City officials are still in the process of drafting a final proposal for the city council to vote upon. The most recent proposal outlines a two-year plan aimed at jumpstarting a recycling plan for apartment complexes and businesses, two of the biggest waste producing entities in the city.
Some of the ideas being tossed around include mandatory recycling at businesses and apartment buildings, eliminating plastic bags and banning foam coffee cups. These changes would definitely be a step in the right direction; however, it won’t be easy to get every citizen onboard with the changes.
Sustainability Sweeping the Country
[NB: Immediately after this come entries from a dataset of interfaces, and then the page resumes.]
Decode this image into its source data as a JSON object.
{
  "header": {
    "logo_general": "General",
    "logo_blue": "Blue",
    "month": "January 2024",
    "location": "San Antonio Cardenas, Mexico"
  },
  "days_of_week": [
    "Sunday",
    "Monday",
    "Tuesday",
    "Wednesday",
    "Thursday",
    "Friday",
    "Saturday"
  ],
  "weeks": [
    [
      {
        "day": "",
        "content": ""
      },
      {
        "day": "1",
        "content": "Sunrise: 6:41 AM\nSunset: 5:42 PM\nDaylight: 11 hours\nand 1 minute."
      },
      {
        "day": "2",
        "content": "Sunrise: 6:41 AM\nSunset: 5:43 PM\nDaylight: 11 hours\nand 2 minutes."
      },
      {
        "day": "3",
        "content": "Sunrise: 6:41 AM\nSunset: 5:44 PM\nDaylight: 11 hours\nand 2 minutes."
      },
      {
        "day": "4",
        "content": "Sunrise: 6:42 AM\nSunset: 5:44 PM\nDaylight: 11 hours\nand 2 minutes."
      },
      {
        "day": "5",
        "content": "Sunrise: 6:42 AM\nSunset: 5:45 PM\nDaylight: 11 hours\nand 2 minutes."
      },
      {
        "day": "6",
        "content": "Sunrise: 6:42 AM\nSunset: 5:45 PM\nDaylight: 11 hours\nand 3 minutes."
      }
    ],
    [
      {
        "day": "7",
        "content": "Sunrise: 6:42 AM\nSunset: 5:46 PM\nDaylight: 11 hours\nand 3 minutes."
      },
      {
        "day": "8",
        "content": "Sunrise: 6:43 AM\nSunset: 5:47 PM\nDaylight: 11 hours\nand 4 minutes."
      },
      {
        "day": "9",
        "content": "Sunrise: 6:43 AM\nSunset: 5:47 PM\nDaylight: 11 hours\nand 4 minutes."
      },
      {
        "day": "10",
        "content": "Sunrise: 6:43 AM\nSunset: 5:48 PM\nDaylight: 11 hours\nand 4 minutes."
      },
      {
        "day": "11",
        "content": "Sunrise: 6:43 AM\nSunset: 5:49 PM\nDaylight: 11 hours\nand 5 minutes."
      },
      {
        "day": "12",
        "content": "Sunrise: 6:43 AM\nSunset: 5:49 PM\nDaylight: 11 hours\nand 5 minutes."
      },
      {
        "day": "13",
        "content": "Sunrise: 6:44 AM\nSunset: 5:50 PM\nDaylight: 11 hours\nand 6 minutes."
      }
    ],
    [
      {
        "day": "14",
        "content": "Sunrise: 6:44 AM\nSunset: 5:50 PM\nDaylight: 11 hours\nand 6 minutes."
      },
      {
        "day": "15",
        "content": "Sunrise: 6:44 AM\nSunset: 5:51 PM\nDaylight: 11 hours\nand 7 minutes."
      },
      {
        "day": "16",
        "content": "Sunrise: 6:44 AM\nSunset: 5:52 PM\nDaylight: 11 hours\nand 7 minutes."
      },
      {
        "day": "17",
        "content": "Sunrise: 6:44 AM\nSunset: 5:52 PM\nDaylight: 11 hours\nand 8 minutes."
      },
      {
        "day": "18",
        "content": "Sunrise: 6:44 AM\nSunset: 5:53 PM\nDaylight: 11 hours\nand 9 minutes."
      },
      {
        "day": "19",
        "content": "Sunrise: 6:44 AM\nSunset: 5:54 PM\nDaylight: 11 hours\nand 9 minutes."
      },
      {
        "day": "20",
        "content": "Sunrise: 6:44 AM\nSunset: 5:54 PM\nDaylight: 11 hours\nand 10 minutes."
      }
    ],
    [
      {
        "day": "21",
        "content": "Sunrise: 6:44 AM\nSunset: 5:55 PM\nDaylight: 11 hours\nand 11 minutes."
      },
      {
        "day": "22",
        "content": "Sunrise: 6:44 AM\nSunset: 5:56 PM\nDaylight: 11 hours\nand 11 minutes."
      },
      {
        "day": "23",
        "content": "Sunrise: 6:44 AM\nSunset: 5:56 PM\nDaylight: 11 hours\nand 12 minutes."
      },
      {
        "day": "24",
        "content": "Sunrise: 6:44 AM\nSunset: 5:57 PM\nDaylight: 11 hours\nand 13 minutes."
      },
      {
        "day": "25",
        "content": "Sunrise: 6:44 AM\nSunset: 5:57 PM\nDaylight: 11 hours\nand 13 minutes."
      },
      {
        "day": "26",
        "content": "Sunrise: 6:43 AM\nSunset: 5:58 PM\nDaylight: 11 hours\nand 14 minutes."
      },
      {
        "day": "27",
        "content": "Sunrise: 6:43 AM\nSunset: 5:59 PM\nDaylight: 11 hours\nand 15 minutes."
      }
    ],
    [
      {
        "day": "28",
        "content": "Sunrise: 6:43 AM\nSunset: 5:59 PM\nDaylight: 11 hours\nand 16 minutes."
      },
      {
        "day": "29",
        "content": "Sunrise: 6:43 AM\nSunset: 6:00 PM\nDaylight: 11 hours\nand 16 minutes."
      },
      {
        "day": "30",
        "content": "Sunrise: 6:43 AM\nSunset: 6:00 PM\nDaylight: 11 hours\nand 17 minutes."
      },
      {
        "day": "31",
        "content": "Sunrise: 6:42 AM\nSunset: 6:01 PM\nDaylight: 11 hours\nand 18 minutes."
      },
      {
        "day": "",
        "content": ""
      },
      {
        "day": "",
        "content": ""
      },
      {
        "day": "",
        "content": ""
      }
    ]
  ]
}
Dallas is the latest city to jump aboard the green bandwagon. Other cities across the U.S. have adopted zero-waste plans and are already working toward a more sustainable future. A few other cities with a plan in place or in the works include Los Angeles, Palo Alto, Boulder, Seattle, Pasadena and Wilmington.
It is theoretically possible to achieve zero-waste in America. In fact, Germany is already doing it. According to 2008 statistics from Columbia University and also published in the book Garbologyby Edward Humes, Germany sends 0-zip-zilch percent of its trash to landfills – 66 percent of waste is recycled or composted while the remaining 34 percent is incinerated at waste-to-energy facilities.
The U.S. produces far more trash than Germany, so it’s a bit more daunting to reroute all of the 250 million tons of waste produced each year to recycling, composting and waste-to-energy facilities. However, times are changing; Americans are becoming increasingly aware of the importance of the “three R’s” (reduce, reuse, recycle).
Living a more sustainable, eco-friendly lifestyle is becoming mainstream. So, expect the trend toward waste-reduction, recycling and waste-to-energy to continue.
Via: The New York Times